More information about Howard Payne University is available online at


Cutline: The beautiful, tree-lined HPU campus will be the setting for an educational program and tree-planting ceremony for Arbor Day on November 4.

Bonner and Mata crowned HPU Homecoming Queen and Princess

BROWNWOOD – October 28, 2016 – Jaclyn Bonner, senior from Lytle, and Adriana Mata, junior from San Angelo, were crowned Howard Payne University’s Homecoming Queen and Princess during a ceremony held today on campus.

Bonner, the daughter of Rosemary and James Bonner, is a communication major and sociology minor. She is the senior presiding senator of the Student Government Association, a leader within the Baptist Student Ministry and a columnist for the Yellow Jacket student newspaper. Additionally, she serves as a resident advisor, as a member of Gamma Beta Phi National Honor Society and as a volunteer intern for Genuine College Ministry. Upon graduating from HPU, she would like to work with marginalized people groups abroad then return to the United States to begin a career in advocacy and government relations.

Mata, an elementary education major minoring in music performance, is the daughter of Gloria and Lupe Mata. She is a member of the Student Activities Council and an honorary member of Sigma Theta Phi. She aspires to become an elementary teacher to share her love of music with the next generation of musicians.

The Homecoming Court will be featured during the halftime show of the football game as HPU takes on McMurry University this Saturday. The game begins at 4 p.m. at Gordon Wood Stadium.


Cutline: Adriana Mata, left, and Jaclyn Bonner, right, were crowned HPU’s Homecoming Princess and Queen, respectively. They are pictured with HPU’s 2016 Coming Home Queen, Martha Dufresne ’71.

HPU to host display of ancient Hebrew scrolls

tanakh-displayBROWNWOOD – October 27, 2016 – Howard Payne University’s School of Christian Studies is partnering with the Christian Heritage Foundation of Cleburne to present “The Tanakh,” a program and display of the scrolls of the Hebrew Bible. There are two opportunities to attend the program – 6 p.m. or 7:30 p.m. on Thursday, November 3. The program, which is free and open to the public, will take place in the Richard and Wanda Jackson Conference Room of HPU’s Paul and Jane Meyer Faith and Life Leadership Center.

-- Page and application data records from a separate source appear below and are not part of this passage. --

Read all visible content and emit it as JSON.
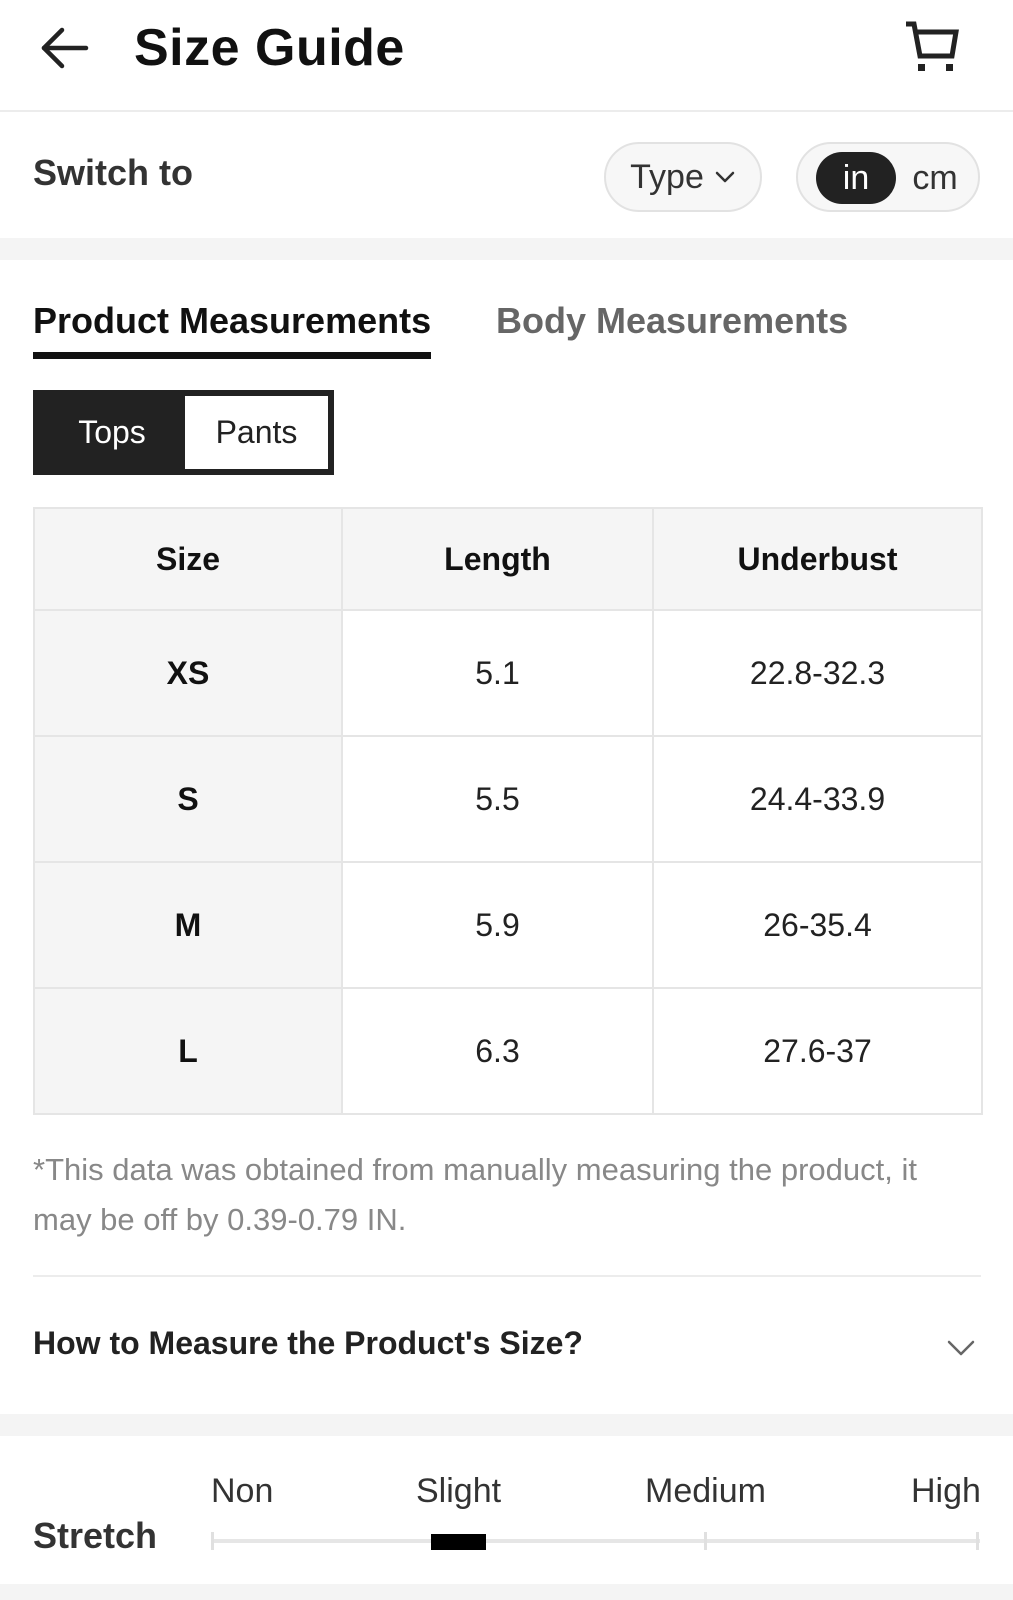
{
  "header": {
    "title": "Size Guide",
    "back_icon": "arrow-left-icon",
    "cart_icon": "cart-icon"
  },
  "switch_row": {
    "label": "Switch to",
    "type_label": "Type",
    "units": [
      "in",
      "cm"
    ],
    "selected_unit": "in"
  },
  "tabs": [
    {
      "label": "Product Measurements",
      "active": true
    },
    {
      "label": "Body Measurements",
      "active": false
    }
  ],
  "segment": {
    "options": [
      "Tops",
      "Pants"
    ],
    "selected": "Tops"
  },
  "table": {
    "headers": [
      "Size",
      "Length",
      "Underbust"
    ],
    "rows": [
      [
        "XS",
        "5.1",
        "22.8-32.3"
      ],
      [
        "S",
        "5.5",
        "24.4-33.9"
      ],
      [
        "M",
        "5.9",
        "26-35.4"
      ],
      [
        "L",
        "6.3",
        "27.6-37"
      ]
    ]
  },
  "note": "*This data was obtained from manually measuring the product, it may be off by 0.39-0.79 IN.",
  "how_to_measure": {
    "label": "How to Measure the Product's Size?"
  },
  "stretch": {
    "label": "Stretch",
    "levels": [
      "Non",
      "Slight",
      "Medium",
      "High"
    ],
    "selected_level": "Slight"
  },
  "colors": {
    "accent": "#222222",
    "muted_text": "#888888",
    "table_header_bg": "#f5f5f5",
    "border": "#e5e5e5"
  }
}
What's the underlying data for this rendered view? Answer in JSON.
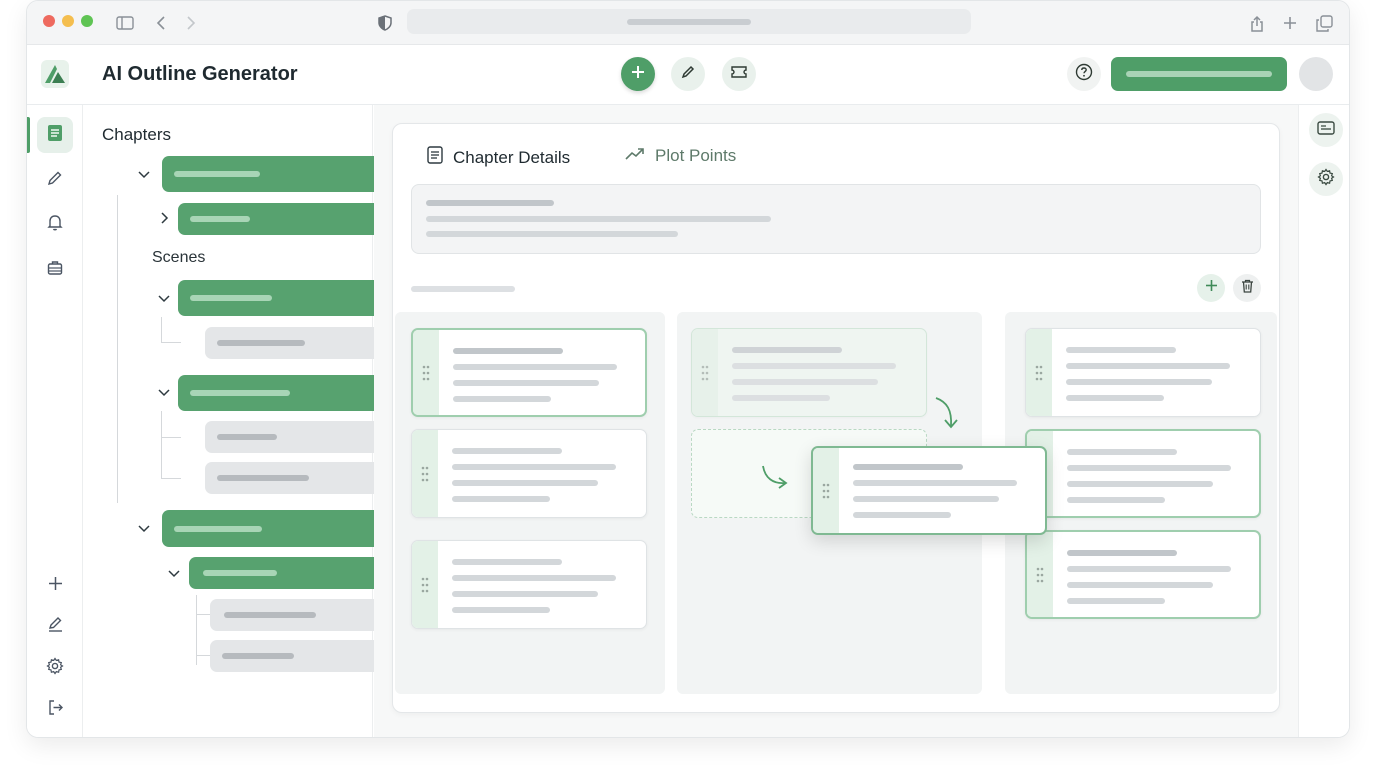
{
  "app": {
    "title": "AI Outline Generator"
  },
  "sidebar_panel": {
    "title": "Chapters",
    "scenes_label": "Scenes"
  },
  "tabs": [
    {
      "label": "Chapter Details",
      "icon": "document-icon",
      "active": true
    },
    {
      "label": "Plot Points",
      "icon": "trend-icon",
      "active": false
    }
  ],
  "rail": {
    "top_items": [
      "document-icon",
      "pencil-icon",
      "bell-icon",
      "briefcase-icon"
    ],
    "bottom_items": [
      "plus-icon",
      "edit-icon",
      "gear-icon",
      "logout-icon"
    ]
  },
  "header_actions": [
    "plus-icon",
    "pencil-icon",
    "ticket-icon",
    "help-icon"
  ],
  "colors": {
    "accent": "#4f9e68",
    "accent_light": "#e6f0ea"
  }
}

The discussion, led by Charles Garrett, executive director of the Ancient Hebrew Scroll Project, is part of HPU’s Lectures in Christian Scriptures series.

The display contains 16 scrolls which Jewish people refer to as the Hebrew Scriptures (Tanakh) and which Christians call the 39 books of the Old Testament. The Tanakh is an acronym which stands for Torah (instruction), Neviim (prophets) and Ketuvim (writings). The scrolls are from Poland, Iraq, Morocco, Russia and other countries around the globe. Each is more than 250 years old, with the exception of six scrolls commissioned by the Christian Heritage Foundation when a worldwide search failed to discover those needed to complete the set.

“Those interested in the study of the Bible might find this program to be very informative and of great significance,” said Dr. Donnie Auvenshine, dean of HPU’s School of Christian Studies. “HPU is proud to host this display and we look forward to welcoming members of the community.”

For more information, visit or contact HPU’s School of Christian Studies at (325) 649-8403.


Cutline: HPU’s School of Christian Studies will present “The Tanakh,” a program and display of the scrolls of the Hebrew Bible. Photo via